Calcium: An inadequate supply of calcium over a lifetime contributes to the development of osteoporosis. Many published studies show that low calcium intake appears to be associated with low bone mass, rapid bone loss, and high fracture rates. National nutrition surveys show that many people consume less than half the amount of calcium recommended to build and maintain healthy bones. Food sources of calcium include low-fat dairy products, such as milk, yogurt, cheese, and ice cream; dark green, leafy vegetables, such as broccoli, collard greens, bok choy, and spinach; sardines and salmon with bones; tofu; almonds; and foods fortified with calcium, such as orange juice, cereals, and breads. Depending on how much calcium you get each day from food, you may need to take a calcium supplement.
Calcium needs change during one’s lifetime. The body’s demand for calcium is greater during childhood and adolescence, when the skeleton is growing rapidly, and during pregnancy and breastfeeding. Postmenopausal women and older men also need to consume more calcium. Also, as you age, your body becomes less efficient at absorbing calcium and other nutrients. Older adults also are more likely to have chronic medical problems and to use medications that may impair calcium absorption.
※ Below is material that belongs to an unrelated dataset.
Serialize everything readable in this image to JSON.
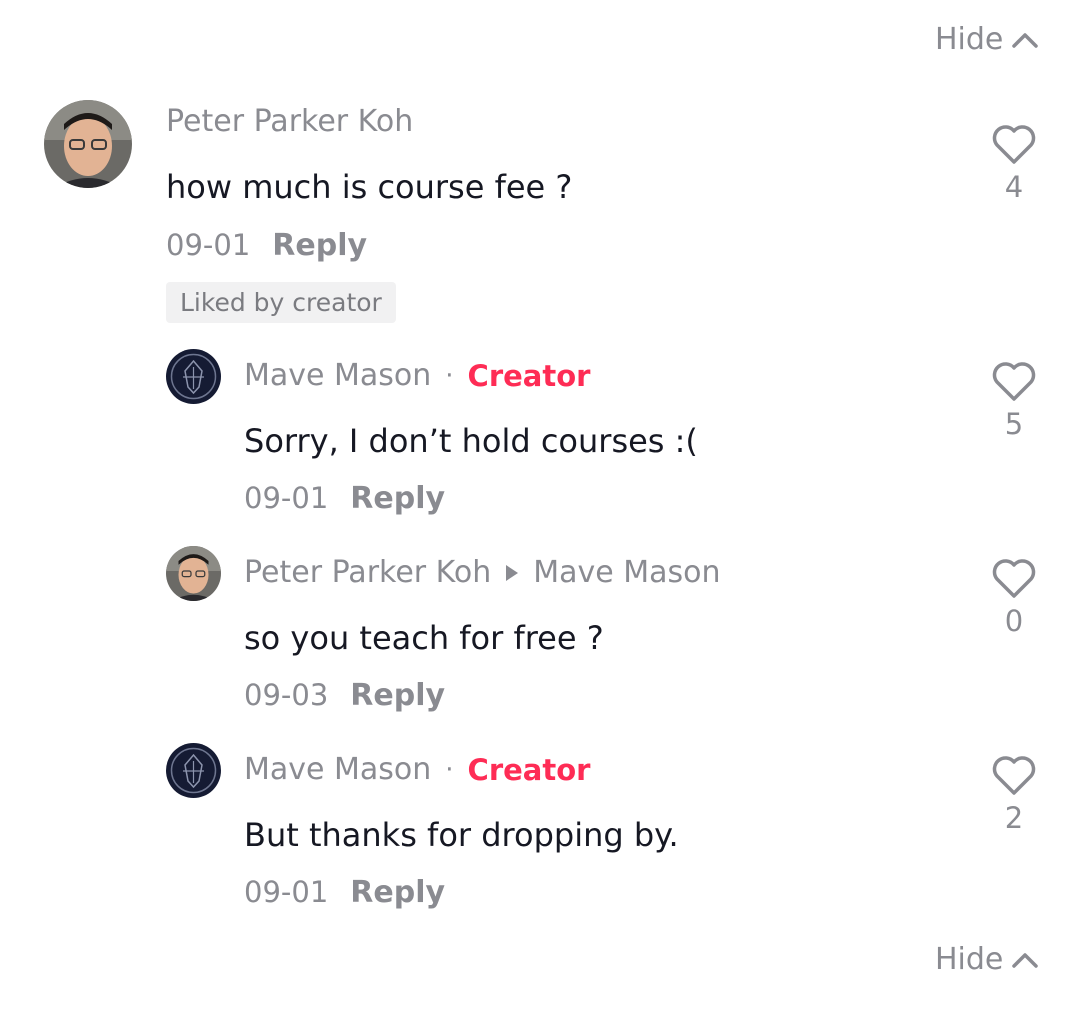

Exercise: Like muscle, bone is living tissue that responds to exercise by becoming stronger. Weight-bearing exercise is the best for your bones because it forces you to work against gravity. Examples include walking, hiking, jogging, climbing stairs, weight training, tennis, and dancing. For arthritis programs near you, visit our WV Resource Directory
Smoking: Smoking is bad for your bones as well as your heart and lungs. Women who smoke have lower levels of estrogen compared with nonsmokers, and they often go through menopause earlier. Smokers also may absorb less calcium from their diets. Consult the WV Quitline for help.
Alcohol: Regular consumption of 2 to 3 ounces a day of alcohol may be damaging to the skeleton, even in young women and men. Those who drink heavily are more prone to bone loss and fracture, because of both poor nutrition and increased risk of falling
Vitamin D: Vitamin D plays an important role in calcium absorption and bone health. Food sources of vitamin D include egg yolks, saltwater fish, and liver. Many people obtain enough vitamin D naturally; however, studies show that vitamin D production decreases in the elderly, in people who are housebound, and for people in general during the winter. Adults should have vitamin D intakes of 600 IU (International Units) daily up to age 70. Men and women over age 70 should increase their uptake to 800 IU daily.